Movies I've heard are great but unfortunately haven't gotten around to seeing: Spotlight, Sicario, The Revenant, Brooklyn, Carol, The Hateful Eight, Room
  1. End of the Tour
    The best kind of movies are the ones that are actually about more than they seem they are. The End of the Tour is an incredible glance at David Lipsky's interview with the eccentric author David Foster Wallace, joining him on the last few stops of his book tour. What this film does so well is portray the conflict between Lipsky seeking glory and prestige and Wallace wanting to be a regular guy, and how both are jealous of each other and can't bear to see each other waste what they want.
  2. Inside Out
    What this film so beautifully and impactfully achieves is that it tells two stories- one about two little beings who get separated from headquarters and race against time to get back and save their world. The other is about a girl growing up and dealing with problems in her life. Both, if done well, could be very good movies. But when these two stories are combined and associated, a completely new meaning is created, a beautiful story built out of others.
  3. Bridge of Spies
    Leave it to the Coens to find and adapt the perfect true story to convey the subject. The dialogue in this film is impeccable. Every scene is perfectly scripted, and perfectly performed at that. Mark Rylance is great, Tom Hanks is awesome, and this film is overall riveting, even though it is mostly dialogue, save for some incredible sequences, my favorites being the plane scene and the opening train station sequence.
  4. Mad Max: Fury Road
    The new Star Wars film was good, but it only met franchise expectations (which isn't really its own fault, considering Star Wars's reputation). Mad Max takes the expectations and lights them on fire, immolating them in the name of Valhalla all while yelling "witness me" through chrome teeth. This movie is incredible, and somehow stands on its own. I haven't seen any of the other Mad Max films, but I definitely intend to.
  5. The Big Short

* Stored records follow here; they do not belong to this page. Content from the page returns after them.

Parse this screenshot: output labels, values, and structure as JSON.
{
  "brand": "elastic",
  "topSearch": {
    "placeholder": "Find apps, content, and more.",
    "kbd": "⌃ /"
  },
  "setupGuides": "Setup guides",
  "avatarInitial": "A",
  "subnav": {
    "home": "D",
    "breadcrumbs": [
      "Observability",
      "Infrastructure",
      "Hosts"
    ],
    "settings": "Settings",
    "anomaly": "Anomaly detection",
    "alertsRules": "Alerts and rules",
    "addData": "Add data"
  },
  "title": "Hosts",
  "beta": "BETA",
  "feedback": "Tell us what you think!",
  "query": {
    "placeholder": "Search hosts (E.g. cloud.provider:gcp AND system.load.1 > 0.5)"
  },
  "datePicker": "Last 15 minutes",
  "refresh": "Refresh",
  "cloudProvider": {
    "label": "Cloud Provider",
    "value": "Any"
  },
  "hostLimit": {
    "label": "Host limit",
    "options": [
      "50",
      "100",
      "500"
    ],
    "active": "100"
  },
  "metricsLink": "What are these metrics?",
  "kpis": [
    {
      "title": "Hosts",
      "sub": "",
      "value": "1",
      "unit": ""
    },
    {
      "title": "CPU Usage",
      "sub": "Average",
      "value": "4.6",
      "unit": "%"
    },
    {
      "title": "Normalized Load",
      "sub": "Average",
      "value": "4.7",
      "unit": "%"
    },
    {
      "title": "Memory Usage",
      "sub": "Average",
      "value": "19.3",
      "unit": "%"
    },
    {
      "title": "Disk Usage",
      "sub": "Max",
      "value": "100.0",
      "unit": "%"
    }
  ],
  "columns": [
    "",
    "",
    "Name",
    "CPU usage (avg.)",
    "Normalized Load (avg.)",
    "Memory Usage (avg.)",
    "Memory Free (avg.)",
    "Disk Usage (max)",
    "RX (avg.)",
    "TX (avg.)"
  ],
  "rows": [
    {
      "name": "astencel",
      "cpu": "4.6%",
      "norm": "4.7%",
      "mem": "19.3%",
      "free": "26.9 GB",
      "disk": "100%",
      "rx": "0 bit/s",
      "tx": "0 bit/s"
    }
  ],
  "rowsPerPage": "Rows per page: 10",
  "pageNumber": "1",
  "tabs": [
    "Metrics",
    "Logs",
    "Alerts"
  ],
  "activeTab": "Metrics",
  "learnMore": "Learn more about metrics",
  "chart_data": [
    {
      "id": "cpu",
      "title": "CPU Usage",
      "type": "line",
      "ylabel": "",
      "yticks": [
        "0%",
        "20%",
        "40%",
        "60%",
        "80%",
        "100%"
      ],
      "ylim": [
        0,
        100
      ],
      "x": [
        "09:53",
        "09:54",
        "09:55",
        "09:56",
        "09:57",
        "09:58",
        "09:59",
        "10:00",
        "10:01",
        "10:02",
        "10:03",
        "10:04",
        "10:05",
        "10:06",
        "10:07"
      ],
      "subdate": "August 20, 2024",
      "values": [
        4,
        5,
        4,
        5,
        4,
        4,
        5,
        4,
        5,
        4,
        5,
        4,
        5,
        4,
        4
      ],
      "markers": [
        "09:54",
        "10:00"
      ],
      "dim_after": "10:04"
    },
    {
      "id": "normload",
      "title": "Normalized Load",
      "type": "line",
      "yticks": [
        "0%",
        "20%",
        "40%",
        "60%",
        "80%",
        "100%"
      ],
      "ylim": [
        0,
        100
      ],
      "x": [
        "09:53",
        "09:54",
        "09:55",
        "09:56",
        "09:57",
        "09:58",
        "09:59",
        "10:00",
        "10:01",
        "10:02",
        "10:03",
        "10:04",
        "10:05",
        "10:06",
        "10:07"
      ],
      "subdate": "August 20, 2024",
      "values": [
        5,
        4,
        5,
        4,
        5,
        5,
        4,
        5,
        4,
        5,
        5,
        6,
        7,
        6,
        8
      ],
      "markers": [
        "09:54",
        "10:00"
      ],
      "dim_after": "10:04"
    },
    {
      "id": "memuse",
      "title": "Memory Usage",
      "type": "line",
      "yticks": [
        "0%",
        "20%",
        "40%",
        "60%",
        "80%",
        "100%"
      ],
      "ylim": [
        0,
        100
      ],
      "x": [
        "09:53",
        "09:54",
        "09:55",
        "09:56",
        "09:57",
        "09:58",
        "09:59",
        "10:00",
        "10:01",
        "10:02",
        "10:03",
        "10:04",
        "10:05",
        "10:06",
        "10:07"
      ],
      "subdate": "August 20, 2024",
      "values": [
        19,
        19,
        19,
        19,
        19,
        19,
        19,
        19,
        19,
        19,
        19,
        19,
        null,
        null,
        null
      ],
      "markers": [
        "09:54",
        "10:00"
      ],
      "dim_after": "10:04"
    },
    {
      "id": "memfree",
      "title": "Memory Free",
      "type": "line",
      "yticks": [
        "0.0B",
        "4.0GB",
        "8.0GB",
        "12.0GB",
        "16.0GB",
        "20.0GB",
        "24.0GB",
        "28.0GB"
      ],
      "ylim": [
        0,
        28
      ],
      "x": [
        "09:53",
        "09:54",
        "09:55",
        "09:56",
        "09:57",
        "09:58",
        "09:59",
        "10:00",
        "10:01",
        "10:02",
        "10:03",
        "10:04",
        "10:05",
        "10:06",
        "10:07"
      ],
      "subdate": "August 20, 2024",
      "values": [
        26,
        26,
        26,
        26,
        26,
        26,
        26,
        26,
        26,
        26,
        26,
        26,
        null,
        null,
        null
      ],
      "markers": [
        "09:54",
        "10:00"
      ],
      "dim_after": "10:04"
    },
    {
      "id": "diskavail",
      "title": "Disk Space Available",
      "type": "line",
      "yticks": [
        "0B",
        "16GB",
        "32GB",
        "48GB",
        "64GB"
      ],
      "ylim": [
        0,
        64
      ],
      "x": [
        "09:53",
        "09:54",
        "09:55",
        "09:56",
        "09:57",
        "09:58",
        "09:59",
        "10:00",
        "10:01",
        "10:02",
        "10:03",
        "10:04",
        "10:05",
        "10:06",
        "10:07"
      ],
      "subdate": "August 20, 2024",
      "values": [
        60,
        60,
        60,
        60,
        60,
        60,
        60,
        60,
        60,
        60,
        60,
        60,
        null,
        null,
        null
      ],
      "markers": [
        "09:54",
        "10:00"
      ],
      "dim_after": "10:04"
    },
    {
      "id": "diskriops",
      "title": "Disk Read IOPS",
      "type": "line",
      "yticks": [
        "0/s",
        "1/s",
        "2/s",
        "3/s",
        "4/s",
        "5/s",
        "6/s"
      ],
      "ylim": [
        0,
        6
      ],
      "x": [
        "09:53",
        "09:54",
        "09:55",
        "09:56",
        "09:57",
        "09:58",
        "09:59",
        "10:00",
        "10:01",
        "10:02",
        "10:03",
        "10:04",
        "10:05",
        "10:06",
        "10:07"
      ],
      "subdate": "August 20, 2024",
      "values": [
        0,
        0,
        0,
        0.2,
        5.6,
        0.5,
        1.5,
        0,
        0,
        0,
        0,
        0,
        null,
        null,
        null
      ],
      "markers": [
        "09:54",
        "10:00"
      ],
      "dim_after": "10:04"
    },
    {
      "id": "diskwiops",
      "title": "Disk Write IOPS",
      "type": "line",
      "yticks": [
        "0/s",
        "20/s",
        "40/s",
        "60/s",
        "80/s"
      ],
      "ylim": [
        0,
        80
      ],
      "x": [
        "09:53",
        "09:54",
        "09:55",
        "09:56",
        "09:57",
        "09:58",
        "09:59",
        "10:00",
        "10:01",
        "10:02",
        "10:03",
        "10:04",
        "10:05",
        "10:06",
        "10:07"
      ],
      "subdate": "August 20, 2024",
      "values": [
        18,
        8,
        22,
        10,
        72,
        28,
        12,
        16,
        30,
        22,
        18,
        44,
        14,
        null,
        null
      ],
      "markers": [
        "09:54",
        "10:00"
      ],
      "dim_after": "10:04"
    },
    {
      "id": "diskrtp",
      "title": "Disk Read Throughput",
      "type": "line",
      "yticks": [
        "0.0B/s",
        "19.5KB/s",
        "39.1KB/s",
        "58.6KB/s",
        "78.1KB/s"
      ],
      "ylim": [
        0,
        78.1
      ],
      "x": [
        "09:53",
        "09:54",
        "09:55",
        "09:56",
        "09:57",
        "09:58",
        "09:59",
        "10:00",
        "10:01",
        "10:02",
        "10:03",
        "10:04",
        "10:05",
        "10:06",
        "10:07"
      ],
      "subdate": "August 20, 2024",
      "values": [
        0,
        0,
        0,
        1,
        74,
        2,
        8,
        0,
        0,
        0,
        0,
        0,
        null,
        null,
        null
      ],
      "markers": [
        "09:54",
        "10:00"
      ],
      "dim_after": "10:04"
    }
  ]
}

    This film is marvelous, one of the most interesting 'true story' movies in recent years. What the film does so well is boil down a complex issue to a form in which it is accessible, comprehensible, but still very informative. Adam McKay's unique storytelling style certainly lends itself to this film, using his quirky take on the serious issue to sharpen its teeth and also to lighten the mood.
  6. Star Wars: The Force Awakens
    By far the most anticipated film of the year, The Force Awakens certainly does all it can to live up to its high expectations. And to a remarkable degree, it does. It doesn't necessarily strive to be excellent or groundbreaking, just good enough to revamp the franchise. And with such high expectations, good enough is pretty good.
  7. The Good Dinosaur
    A playful reimagining of prehistory through a fun medley of styles, The Good Dinosaur is a great, emotionally riveting film that, while a little dependent on the so-called "Pixar formula", gives everyone a fun, harmless time. Well, some kids may be scared, but it's definitely a fun time for the adults in the audience. It's quite original, although not as creative story-wise as I would have hoped, although Pixar more than made up for this earlier in the year.